STUDY MATERIAL: Begin
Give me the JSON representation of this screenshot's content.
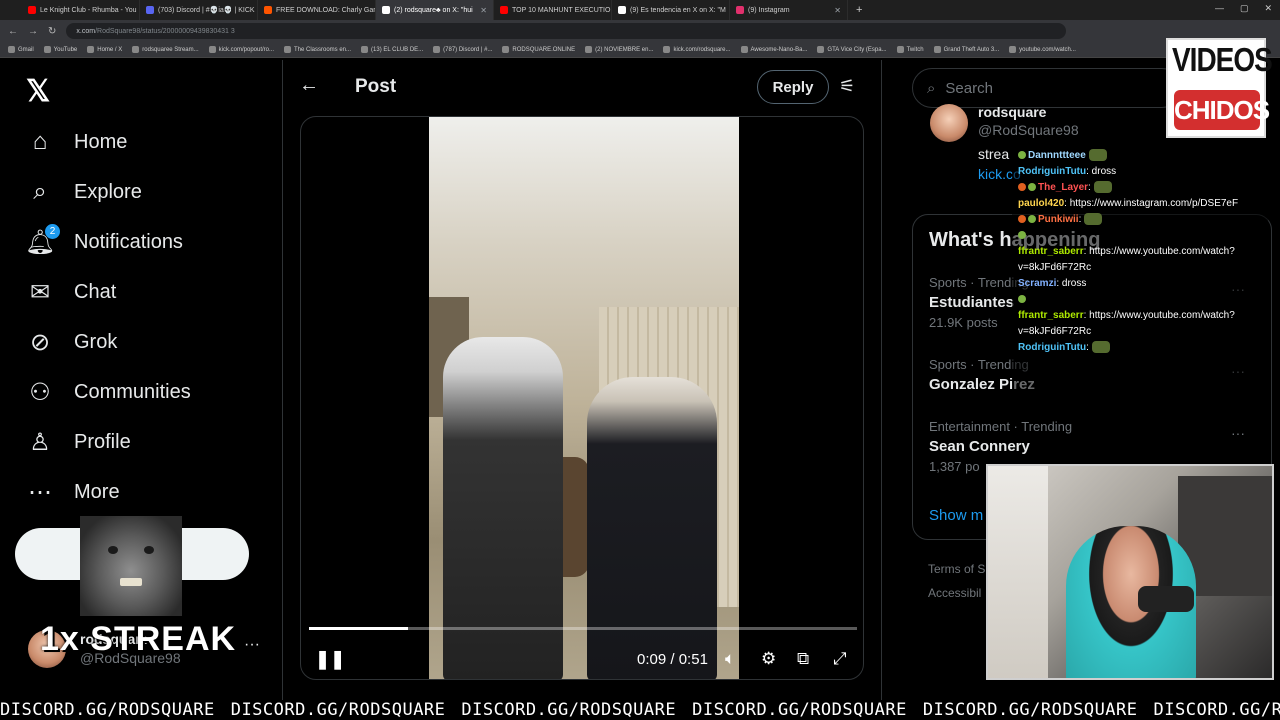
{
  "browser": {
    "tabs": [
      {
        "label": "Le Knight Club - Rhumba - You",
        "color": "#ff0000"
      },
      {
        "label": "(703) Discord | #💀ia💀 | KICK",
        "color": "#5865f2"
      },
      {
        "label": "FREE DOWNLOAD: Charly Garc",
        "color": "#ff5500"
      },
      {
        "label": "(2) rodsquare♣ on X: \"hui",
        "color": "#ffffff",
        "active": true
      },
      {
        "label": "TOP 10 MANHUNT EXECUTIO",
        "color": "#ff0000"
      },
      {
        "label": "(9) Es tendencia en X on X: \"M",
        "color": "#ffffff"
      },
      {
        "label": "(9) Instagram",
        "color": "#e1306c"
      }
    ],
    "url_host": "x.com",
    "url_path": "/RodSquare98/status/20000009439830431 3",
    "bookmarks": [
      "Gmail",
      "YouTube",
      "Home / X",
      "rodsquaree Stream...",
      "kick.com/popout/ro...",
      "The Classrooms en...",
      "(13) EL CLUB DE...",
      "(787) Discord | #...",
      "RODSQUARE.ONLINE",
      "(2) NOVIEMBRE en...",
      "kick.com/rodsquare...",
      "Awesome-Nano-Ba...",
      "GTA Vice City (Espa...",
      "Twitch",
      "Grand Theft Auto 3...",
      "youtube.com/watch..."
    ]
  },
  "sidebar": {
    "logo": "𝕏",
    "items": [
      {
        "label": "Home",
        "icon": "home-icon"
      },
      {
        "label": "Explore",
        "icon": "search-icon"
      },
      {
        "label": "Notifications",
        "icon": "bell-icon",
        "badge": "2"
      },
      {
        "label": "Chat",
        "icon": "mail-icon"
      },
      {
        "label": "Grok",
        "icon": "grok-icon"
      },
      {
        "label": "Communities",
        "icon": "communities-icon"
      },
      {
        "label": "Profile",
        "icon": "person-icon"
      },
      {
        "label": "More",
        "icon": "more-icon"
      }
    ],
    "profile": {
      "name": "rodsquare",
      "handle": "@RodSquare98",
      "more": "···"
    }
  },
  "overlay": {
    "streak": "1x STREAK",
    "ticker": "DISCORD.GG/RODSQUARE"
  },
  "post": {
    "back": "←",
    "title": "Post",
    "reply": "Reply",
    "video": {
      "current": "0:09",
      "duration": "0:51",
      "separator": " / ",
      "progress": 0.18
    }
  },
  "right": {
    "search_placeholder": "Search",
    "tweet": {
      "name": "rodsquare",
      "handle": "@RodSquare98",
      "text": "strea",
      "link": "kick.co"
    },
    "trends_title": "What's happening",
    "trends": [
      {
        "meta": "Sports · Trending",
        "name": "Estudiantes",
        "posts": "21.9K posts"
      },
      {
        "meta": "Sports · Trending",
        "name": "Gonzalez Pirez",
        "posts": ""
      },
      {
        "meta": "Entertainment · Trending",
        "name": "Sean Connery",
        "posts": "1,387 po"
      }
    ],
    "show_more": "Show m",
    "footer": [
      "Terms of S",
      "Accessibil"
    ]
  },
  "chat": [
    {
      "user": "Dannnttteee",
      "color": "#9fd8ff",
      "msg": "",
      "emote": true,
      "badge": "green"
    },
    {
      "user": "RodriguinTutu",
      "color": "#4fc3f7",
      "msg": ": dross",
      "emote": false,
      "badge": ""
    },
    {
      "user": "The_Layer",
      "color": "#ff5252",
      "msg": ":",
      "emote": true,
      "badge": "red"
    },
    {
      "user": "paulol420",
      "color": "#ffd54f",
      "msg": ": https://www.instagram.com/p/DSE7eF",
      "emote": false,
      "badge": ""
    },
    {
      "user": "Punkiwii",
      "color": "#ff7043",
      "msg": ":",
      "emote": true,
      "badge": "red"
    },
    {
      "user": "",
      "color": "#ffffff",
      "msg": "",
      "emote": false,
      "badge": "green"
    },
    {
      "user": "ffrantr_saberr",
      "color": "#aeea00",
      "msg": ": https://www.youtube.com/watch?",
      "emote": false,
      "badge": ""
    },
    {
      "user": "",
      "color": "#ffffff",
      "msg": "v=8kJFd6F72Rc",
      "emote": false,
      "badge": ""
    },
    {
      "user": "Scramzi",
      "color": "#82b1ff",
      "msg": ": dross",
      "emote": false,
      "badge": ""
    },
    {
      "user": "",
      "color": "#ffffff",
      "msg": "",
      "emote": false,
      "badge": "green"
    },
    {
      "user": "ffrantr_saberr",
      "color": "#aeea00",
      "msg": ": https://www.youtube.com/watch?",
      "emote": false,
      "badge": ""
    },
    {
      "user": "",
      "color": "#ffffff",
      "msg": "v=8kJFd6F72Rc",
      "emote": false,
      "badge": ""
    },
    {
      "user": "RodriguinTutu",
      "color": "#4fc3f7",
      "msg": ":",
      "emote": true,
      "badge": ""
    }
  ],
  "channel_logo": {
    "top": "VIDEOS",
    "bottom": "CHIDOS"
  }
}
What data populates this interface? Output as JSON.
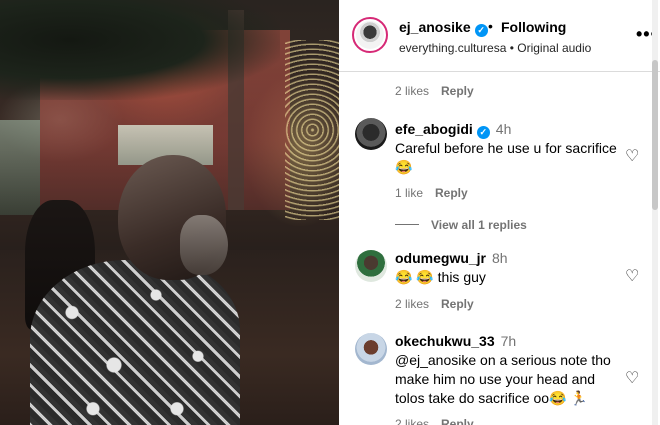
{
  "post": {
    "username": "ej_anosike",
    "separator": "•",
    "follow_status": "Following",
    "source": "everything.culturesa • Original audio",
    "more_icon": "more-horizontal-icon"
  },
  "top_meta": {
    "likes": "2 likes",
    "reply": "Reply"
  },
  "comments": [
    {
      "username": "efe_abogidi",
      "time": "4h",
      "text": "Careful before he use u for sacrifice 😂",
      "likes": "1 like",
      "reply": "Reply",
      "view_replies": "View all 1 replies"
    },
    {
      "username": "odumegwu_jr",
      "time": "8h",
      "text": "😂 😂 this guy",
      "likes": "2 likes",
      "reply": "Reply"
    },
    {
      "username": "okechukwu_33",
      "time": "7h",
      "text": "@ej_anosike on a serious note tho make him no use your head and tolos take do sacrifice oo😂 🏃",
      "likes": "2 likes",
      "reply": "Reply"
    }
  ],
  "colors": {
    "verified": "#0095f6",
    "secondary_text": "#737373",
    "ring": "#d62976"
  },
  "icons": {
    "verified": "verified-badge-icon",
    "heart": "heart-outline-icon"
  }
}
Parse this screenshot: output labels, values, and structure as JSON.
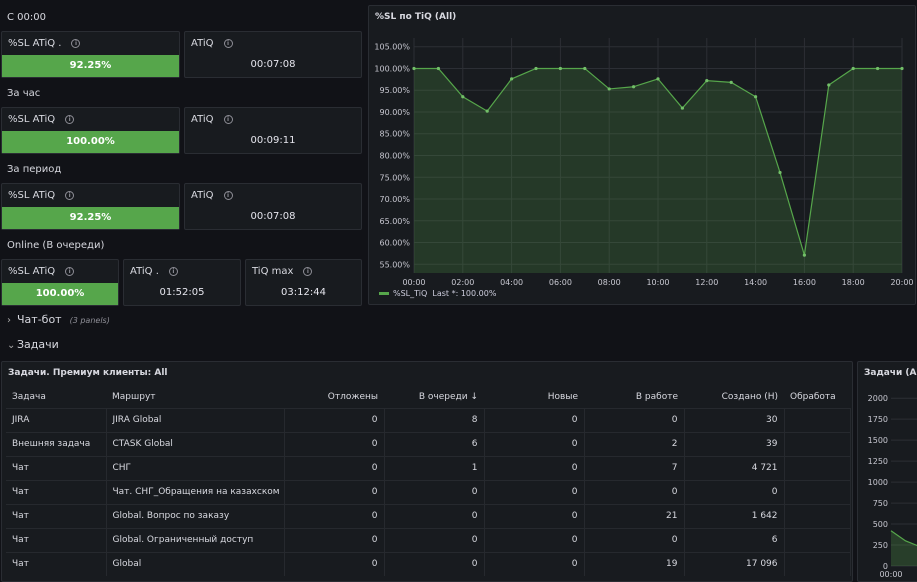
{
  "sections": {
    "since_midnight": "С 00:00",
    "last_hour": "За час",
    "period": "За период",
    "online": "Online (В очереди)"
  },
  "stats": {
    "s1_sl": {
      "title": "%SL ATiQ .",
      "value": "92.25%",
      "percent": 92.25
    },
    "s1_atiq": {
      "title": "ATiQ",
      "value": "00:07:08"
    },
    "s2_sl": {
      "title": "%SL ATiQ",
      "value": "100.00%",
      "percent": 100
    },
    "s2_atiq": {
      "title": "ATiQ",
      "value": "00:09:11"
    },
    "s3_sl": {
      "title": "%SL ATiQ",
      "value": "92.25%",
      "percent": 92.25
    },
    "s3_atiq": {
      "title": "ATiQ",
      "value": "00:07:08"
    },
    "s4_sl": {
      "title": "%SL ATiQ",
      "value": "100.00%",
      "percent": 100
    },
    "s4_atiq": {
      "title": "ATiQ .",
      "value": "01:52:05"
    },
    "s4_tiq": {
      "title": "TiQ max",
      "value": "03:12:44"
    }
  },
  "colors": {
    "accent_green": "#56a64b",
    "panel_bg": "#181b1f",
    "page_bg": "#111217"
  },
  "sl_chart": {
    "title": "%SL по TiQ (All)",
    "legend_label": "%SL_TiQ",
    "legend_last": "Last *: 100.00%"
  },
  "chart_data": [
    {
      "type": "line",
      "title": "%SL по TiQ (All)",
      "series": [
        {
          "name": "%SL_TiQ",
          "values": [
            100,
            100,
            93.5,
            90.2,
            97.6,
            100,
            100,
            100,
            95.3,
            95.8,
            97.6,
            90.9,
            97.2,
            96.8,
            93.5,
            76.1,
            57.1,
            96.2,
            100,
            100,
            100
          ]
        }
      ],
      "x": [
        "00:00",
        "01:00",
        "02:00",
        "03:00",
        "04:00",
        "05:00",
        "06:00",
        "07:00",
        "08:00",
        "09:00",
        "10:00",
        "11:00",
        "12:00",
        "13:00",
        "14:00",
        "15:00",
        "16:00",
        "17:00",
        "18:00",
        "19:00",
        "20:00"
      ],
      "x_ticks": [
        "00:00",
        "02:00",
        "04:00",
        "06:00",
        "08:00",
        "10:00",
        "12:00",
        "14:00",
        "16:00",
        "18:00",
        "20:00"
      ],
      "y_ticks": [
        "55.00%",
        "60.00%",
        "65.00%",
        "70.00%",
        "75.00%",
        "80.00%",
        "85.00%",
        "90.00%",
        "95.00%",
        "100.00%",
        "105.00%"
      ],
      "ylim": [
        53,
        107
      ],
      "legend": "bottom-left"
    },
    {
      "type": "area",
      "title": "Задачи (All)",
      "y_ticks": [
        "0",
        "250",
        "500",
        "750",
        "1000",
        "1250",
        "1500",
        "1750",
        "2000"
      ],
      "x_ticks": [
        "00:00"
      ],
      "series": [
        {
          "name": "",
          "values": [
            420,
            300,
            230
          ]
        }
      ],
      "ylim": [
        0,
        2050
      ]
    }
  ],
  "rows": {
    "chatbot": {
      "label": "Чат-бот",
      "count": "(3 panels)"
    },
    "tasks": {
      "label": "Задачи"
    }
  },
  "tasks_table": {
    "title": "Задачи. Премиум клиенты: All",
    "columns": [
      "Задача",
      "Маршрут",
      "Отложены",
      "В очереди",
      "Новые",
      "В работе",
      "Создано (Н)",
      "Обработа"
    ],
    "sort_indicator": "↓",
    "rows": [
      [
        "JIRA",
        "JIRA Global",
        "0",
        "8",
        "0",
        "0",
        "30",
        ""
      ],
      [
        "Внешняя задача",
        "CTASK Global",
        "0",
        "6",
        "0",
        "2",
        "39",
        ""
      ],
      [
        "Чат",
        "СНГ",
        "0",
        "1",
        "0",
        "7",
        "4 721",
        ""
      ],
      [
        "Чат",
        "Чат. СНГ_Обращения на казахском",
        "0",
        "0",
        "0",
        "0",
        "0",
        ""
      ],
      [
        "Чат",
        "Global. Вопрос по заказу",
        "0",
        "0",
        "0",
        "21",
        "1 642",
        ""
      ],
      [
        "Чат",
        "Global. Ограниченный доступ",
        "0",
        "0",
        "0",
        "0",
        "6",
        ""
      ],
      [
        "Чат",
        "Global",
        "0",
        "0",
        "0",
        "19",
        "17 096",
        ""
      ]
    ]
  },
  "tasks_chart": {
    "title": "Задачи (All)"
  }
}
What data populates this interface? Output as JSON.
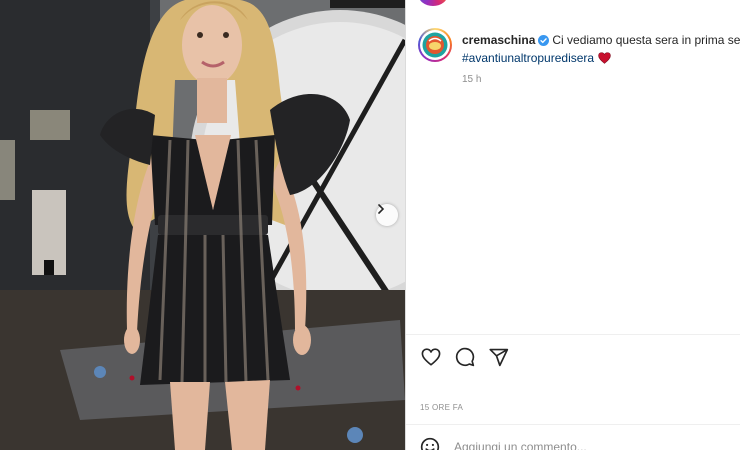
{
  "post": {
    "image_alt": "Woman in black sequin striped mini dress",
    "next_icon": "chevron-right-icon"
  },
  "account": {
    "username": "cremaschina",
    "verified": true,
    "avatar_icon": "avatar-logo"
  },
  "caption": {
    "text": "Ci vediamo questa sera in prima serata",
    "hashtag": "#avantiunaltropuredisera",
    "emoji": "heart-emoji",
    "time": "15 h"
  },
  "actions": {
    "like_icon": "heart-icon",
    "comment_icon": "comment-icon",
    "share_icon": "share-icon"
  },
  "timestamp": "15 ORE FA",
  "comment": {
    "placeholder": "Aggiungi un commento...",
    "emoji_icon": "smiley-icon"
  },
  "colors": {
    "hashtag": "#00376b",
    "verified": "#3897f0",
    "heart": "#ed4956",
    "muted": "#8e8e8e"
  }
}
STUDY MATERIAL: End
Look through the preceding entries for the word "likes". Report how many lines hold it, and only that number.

» **RESULT BELOW**:
4